_Website and app data records_:
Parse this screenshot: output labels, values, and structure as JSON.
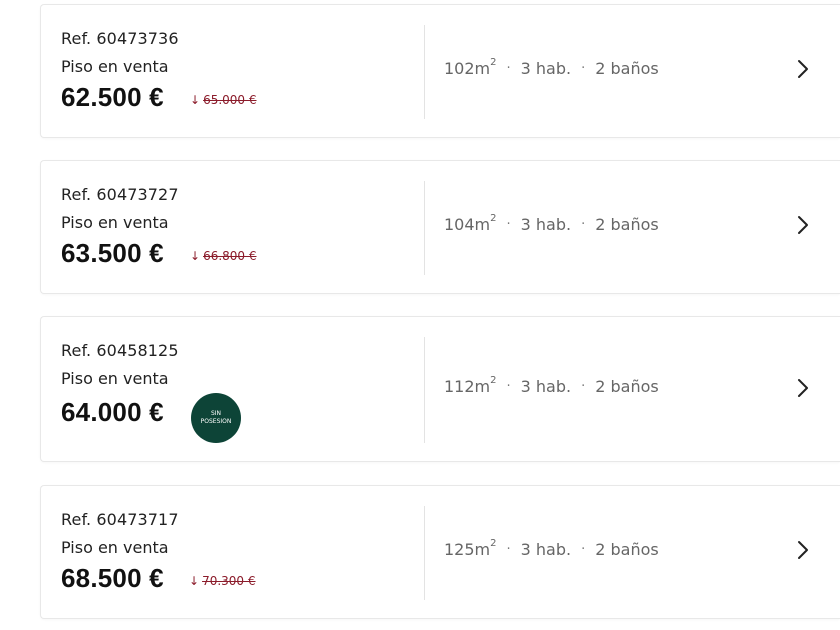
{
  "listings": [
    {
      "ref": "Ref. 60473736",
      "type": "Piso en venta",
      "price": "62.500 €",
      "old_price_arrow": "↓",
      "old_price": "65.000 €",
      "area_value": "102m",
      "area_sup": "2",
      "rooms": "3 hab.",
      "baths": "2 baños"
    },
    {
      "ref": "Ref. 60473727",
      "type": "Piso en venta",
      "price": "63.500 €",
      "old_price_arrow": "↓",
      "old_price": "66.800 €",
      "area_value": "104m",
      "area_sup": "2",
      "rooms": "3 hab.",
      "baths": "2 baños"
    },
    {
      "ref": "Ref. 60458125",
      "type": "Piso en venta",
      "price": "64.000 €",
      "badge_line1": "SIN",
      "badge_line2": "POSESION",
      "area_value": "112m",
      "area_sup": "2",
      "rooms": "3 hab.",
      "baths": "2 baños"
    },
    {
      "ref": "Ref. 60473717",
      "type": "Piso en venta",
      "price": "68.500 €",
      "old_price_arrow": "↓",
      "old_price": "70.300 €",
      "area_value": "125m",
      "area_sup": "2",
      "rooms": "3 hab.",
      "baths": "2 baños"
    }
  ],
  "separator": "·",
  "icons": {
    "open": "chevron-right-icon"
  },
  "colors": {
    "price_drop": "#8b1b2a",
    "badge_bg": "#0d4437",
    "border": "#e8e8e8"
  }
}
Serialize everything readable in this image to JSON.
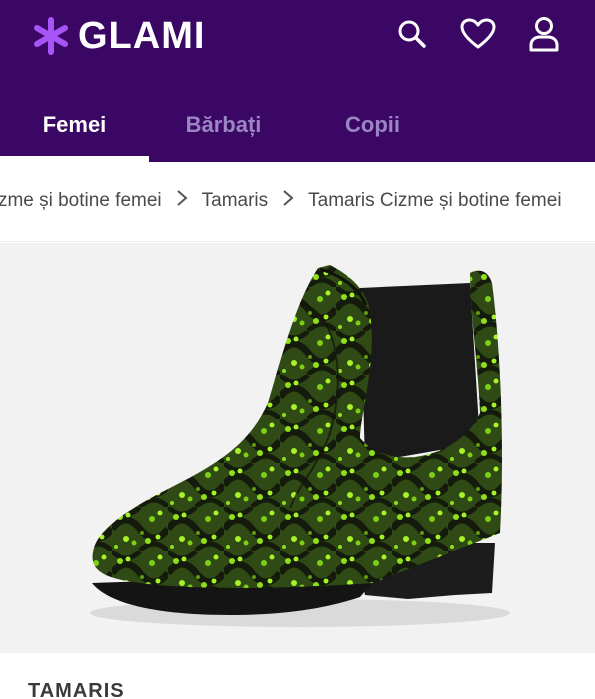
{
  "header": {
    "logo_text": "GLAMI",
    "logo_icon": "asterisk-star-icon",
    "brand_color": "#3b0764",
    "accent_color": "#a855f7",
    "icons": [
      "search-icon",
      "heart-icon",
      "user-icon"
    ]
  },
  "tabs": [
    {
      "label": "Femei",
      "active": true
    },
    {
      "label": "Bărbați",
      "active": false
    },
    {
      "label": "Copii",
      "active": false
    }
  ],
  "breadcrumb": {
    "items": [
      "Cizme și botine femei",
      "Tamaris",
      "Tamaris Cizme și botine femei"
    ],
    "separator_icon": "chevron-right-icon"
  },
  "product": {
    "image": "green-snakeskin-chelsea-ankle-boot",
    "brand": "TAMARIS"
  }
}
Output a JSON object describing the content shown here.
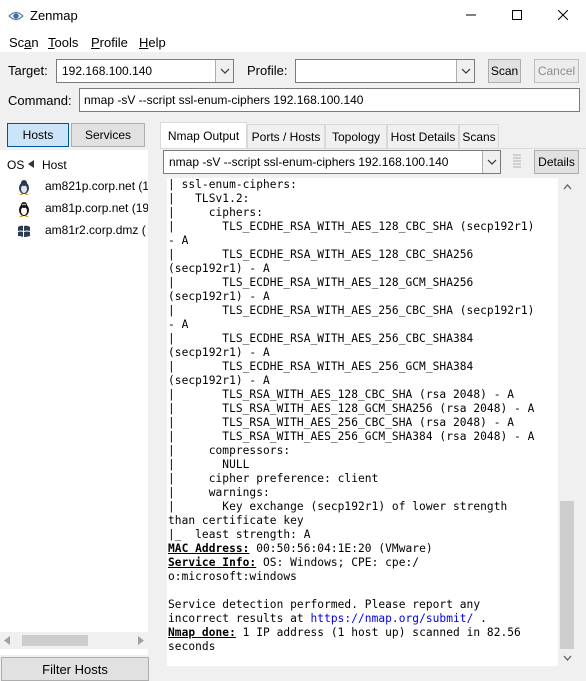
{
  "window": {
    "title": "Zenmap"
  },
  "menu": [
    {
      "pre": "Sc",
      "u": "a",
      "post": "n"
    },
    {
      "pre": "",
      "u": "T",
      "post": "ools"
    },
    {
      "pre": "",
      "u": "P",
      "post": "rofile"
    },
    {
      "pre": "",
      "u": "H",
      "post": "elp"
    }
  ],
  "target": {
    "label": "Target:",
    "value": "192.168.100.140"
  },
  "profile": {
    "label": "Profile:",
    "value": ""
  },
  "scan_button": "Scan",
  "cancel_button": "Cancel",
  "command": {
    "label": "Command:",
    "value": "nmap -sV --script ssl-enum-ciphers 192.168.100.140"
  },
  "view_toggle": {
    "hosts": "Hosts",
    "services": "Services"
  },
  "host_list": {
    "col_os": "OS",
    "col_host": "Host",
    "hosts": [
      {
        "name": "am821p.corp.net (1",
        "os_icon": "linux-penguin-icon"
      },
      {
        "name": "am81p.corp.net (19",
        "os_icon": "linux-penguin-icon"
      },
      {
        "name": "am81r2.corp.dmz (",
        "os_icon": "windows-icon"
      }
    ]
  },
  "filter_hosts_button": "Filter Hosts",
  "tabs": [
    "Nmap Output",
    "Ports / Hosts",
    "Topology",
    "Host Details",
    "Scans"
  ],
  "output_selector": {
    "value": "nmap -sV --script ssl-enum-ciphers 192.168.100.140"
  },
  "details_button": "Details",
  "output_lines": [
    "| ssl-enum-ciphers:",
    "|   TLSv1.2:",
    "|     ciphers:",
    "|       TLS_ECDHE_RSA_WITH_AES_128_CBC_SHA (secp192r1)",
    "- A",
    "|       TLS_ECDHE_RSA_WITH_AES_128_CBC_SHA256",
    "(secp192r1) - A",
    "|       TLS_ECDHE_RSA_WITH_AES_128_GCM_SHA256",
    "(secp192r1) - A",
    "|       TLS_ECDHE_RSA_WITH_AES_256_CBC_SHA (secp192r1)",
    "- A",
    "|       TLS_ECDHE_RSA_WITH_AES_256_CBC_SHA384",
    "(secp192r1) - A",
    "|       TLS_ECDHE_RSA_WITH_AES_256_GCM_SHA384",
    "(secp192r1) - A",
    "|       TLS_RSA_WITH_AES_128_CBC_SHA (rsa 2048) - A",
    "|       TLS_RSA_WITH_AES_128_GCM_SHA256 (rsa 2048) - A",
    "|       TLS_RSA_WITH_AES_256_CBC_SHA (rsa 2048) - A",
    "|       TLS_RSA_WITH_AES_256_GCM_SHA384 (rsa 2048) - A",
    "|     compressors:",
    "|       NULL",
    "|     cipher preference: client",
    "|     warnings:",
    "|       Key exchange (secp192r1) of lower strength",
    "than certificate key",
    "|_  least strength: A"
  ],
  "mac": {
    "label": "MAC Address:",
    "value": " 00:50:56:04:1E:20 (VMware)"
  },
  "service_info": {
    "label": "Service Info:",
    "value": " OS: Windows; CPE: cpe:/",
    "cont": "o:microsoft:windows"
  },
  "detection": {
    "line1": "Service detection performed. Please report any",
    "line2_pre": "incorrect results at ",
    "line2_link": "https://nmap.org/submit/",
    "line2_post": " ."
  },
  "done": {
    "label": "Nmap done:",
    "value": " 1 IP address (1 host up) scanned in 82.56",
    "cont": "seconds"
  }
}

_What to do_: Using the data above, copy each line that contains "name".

_Exercise response_:
        "name": "am821p.corp.net (1",
        "name": "am81p.corp.net (19",
        "name": "am81r2.corp.dmz (",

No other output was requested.